--- RECORDS FOR THIS EXERCISE Enclosed Below ---
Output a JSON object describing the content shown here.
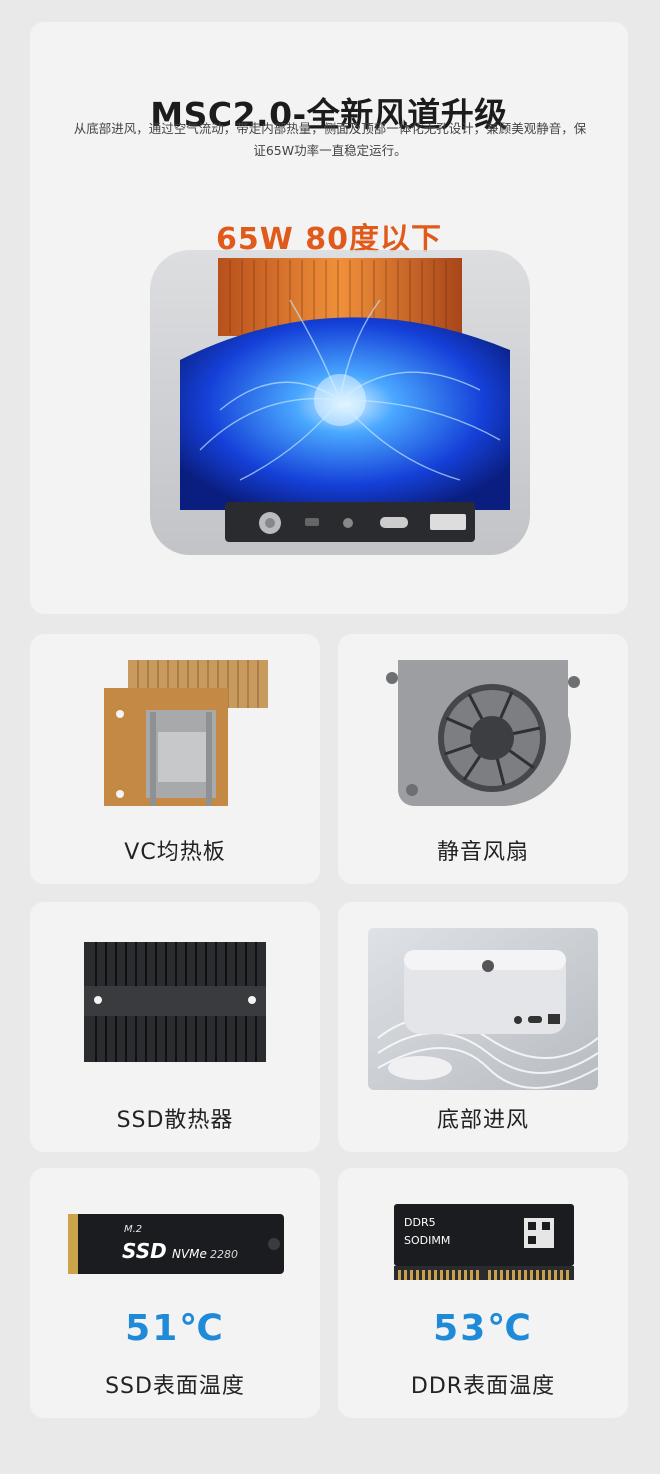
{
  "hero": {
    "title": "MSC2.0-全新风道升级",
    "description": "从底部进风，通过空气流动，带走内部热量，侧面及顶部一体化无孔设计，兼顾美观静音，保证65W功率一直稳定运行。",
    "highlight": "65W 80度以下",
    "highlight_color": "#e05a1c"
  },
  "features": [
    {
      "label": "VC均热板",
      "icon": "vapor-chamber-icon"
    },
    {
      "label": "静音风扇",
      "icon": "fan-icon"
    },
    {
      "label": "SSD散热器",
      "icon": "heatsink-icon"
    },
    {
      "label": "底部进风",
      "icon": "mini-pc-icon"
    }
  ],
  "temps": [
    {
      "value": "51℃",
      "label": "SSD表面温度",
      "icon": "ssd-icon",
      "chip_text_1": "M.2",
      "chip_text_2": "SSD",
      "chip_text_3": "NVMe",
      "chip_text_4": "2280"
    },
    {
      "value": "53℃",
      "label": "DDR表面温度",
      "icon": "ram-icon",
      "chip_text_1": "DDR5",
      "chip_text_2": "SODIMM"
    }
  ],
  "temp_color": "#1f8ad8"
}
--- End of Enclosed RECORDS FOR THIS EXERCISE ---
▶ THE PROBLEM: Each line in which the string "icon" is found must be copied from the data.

▶ EXERCISE OUTPUT:
      "icon": "vapor-chamber-icon"
      "icon": "fan-icon"
      "icon": "heatsink-icon"
      "icon": "mini-pc-icon"
      "icon": "ssd-icon",
      "icon": "ram-icon",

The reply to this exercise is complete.